**DIRECTIONS:** Find every line in the records below that contains the word "JSON", and copy each such line.

**RECORDED DATA:**
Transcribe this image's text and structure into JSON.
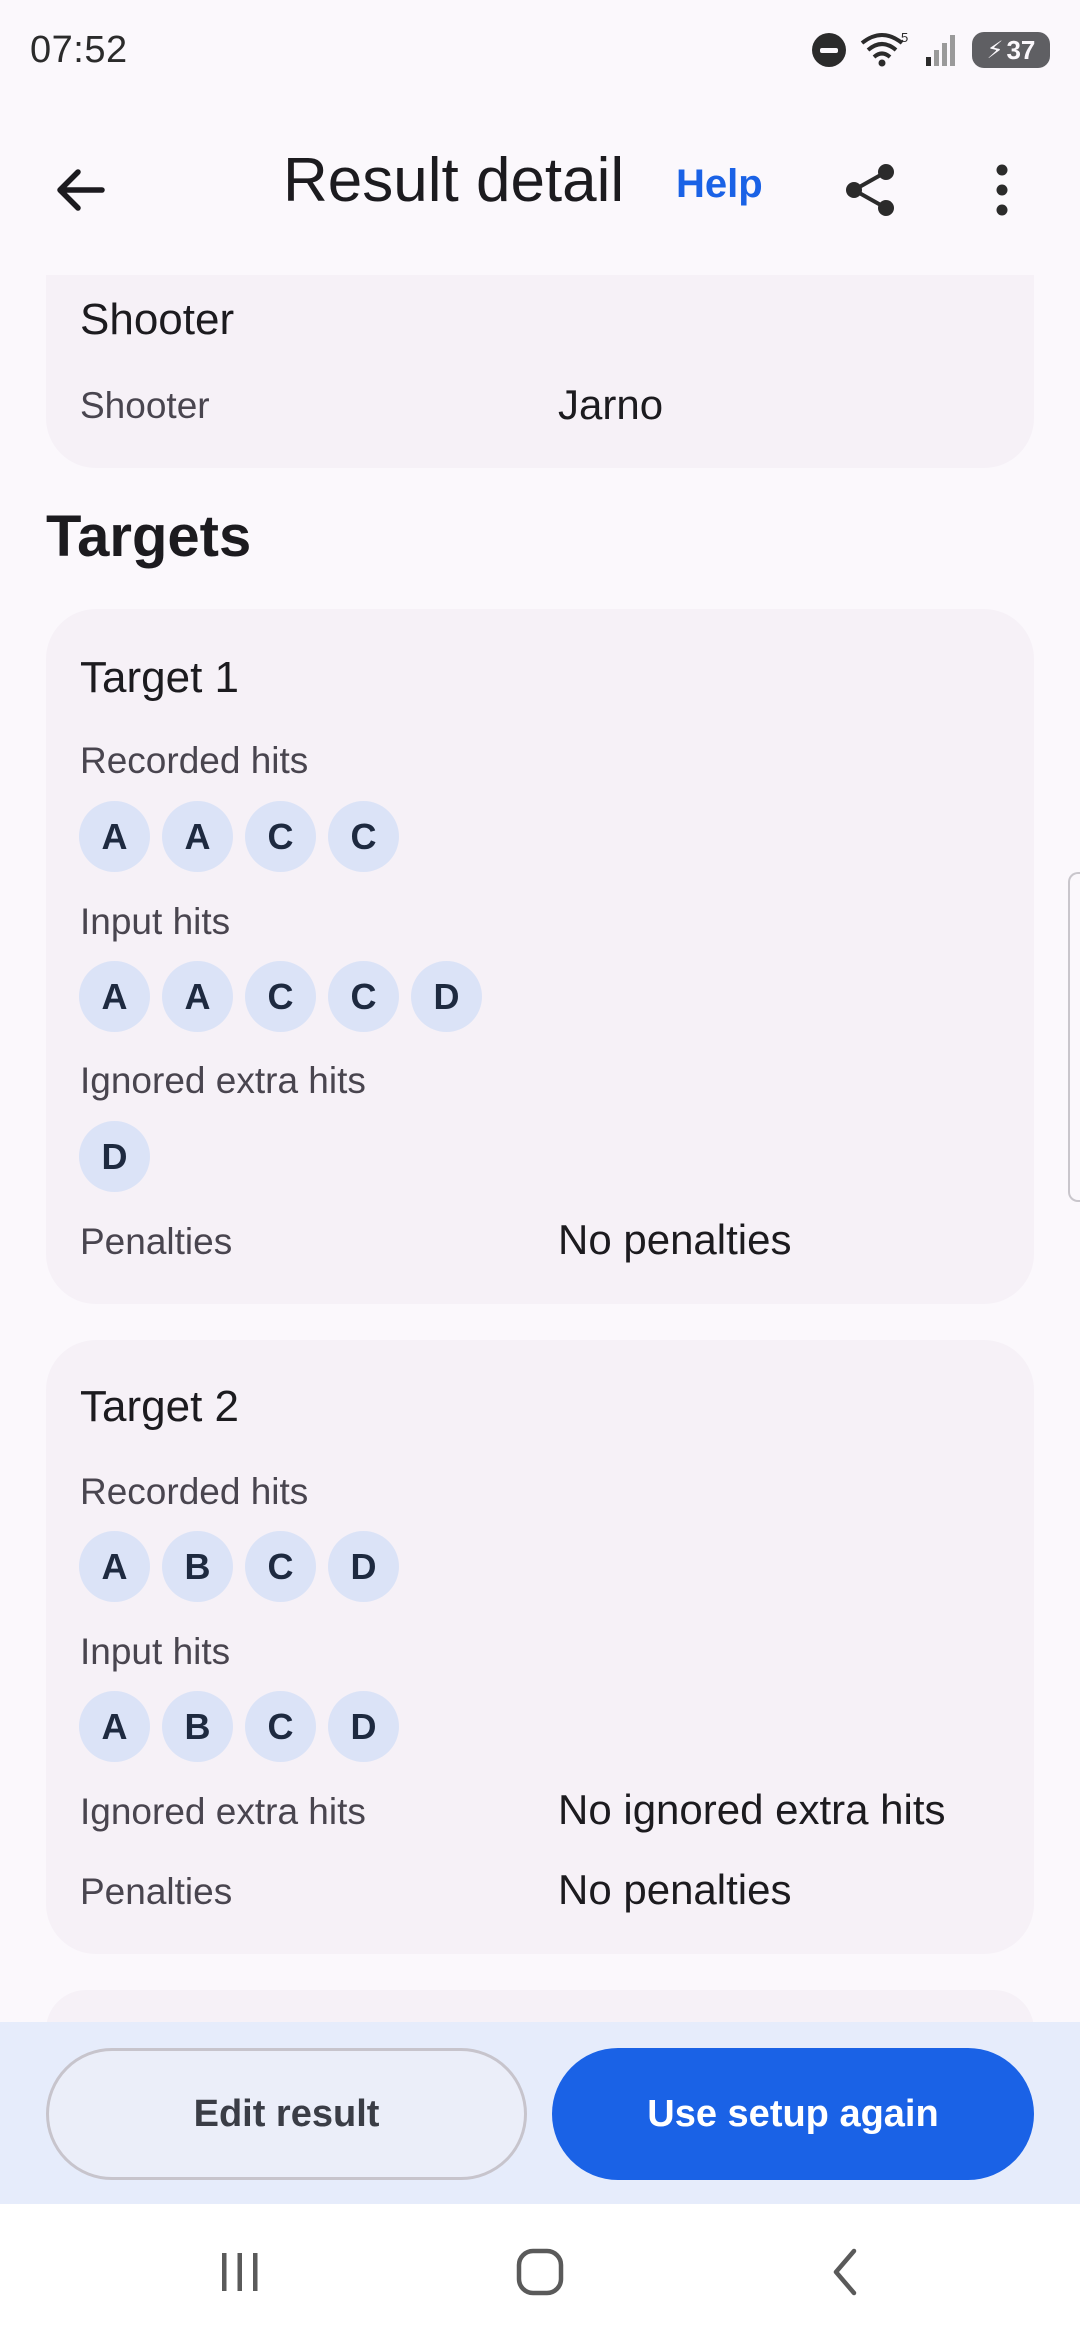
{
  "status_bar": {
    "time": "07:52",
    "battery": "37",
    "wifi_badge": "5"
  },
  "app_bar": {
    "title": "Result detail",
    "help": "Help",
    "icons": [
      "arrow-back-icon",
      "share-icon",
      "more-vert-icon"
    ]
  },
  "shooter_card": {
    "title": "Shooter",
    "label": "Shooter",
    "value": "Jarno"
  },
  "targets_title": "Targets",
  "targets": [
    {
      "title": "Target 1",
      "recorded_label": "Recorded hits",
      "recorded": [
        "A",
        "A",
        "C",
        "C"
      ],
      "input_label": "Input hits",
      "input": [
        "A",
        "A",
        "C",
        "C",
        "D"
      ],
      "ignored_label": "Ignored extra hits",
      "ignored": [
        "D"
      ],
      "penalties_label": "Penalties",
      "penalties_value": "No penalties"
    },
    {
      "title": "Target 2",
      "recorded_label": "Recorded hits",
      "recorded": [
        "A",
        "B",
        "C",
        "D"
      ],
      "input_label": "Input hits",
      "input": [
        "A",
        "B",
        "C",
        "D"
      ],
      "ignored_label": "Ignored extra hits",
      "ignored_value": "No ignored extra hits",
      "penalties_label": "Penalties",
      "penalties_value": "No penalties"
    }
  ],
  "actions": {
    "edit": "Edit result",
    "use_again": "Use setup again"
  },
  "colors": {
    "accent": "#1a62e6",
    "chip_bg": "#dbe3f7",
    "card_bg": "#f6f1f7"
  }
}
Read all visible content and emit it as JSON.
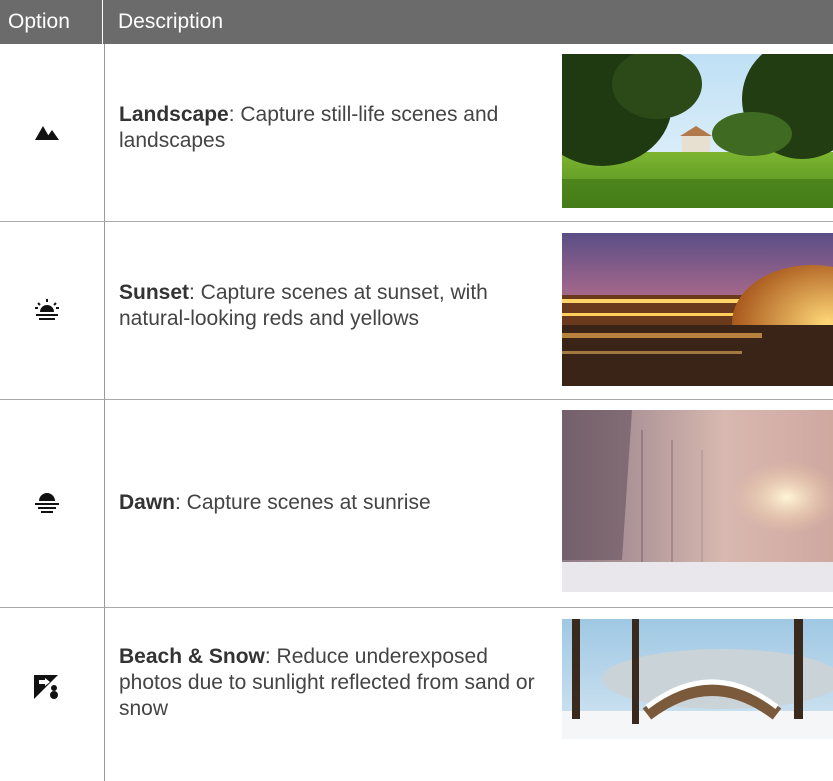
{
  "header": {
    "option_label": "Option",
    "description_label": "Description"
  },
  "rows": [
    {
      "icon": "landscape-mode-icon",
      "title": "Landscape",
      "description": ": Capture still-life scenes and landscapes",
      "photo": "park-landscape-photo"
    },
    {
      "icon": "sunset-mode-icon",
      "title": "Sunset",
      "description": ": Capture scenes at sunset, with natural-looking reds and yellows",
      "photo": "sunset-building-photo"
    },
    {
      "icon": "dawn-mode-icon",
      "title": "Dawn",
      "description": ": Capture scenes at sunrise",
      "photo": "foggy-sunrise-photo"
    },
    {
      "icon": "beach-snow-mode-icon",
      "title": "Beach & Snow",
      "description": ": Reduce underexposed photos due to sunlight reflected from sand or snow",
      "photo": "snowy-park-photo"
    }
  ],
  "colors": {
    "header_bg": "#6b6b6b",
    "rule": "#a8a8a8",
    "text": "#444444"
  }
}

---

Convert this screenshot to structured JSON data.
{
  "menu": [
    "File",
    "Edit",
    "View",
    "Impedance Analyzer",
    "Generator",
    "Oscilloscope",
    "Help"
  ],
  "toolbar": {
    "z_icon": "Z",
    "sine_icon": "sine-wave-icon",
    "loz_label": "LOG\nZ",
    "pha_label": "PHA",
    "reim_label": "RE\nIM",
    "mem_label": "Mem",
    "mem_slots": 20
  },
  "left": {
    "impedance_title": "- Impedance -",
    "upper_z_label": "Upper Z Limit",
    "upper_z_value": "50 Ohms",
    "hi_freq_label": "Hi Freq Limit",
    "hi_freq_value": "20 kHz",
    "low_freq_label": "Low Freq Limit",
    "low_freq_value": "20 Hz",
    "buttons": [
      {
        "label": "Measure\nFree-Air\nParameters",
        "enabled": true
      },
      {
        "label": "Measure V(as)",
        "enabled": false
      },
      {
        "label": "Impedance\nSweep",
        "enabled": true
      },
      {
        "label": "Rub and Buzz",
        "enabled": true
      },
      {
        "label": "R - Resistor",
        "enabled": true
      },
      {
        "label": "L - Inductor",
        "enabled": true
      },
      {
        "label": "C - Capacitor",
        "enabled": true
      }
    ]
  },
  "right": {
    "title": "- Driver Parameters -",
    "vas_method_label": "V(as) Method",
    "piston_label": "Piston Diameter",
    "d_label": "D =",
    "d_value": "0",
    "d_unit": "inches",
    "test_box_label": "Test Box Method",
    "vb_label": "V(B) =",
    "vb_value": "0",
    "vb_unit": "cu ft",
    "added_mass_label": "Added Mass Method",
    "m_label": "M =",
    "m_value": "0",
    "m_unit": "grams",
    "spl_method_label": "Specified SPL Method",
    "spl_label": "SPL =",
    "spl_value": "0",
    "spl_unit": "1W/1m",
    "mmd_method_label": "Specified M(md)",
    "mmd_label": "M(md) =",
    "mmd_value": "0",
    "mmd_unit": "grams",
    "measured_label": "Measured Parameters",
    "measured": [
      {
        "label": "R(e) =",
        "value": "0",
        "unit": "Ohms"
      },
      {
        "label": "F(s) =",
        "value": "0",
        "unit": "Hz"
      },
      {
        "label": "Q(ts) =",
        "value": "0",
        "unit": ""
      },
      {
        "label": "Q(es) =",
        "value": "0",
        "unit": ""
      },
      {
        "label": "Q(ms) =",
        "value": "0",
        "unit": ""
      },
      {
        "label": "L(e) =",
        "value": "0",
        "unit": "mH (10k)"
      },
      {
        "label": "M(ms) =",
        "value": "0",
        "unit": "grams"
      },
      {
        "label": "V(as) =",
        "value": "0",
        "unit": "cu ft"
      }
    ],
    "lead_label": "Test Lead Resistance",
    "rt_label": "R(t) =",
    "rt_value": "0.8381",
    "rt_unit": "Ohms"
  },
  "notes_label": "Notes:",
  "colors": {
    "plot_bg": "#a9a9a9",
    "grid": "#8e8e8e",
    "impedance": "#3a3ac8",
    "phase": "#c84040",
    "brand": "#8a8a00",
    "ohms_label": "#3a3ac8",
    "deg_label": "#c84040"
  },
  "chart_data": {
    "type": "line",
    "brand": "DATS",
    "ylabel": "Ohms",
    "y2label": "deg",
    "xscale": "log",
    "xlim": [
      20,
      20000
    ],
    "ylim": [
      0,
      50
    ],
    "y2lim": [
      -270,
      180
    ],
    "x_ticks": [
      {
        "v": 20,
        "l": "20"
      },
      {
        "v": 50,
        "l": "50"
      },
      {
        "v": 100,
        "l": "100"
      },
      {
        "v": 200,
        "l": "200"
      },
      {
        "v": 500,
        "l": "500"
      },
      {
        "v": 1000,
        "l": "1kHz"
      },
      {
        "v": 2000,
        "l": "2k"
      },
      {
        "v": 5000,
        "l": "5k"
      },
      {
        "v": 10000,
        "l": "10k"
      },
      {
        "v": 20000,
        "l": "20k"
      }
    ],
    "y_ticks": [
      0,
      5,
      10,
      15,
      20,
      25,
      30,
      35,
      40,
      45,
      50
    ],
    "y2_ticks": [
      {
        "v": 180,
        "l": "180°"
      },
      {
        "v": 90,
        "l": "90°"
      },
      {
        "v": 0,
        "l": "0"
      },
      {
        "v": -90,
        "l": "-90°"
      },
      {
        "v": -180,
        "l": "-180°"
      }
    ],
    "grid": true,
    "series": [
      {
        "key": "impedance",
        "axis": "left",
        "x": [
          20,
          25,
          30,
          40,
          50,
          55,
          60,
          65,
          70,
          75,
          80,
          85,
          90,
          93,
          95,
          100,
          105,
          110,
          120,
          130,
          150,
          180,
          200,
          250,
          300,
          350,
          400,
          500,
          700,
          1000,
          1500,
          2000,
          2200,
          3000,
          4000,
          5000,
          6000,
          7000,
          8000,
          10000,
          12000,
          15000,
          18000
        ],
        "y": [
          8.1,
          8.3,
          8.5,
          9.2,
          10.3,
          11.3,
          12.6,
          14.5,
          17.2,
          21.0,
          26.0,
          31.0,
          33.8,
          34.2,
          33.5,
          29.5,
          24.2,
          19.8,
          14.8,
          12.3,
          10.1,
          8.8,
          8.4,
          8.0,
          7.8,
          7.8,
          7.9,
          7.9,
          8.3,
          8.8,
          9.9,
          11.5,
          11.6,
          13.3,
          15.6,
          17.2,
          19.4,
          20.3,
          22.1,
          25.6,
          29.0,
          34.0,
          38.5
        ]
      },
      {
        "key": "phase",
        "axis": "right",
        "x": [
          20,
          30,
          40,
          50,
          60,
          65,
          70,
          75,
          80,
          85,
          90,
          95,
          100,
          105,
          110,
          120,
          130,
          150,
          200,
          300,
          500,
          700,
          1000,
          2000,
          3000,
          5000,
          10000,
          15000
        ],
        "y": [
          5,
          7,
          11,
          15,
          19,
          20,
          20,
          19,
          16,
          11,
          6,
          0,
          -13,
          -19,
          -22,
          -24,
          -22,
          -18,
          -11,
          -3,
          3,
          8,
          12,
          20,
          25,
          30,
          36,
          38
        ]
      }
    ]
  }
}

**TASK SOLUTION:**
Transcribe this image's text and structure into JSON.
Read all visible content and emit it as JSON.
Convert this screenshot to structured JSON data.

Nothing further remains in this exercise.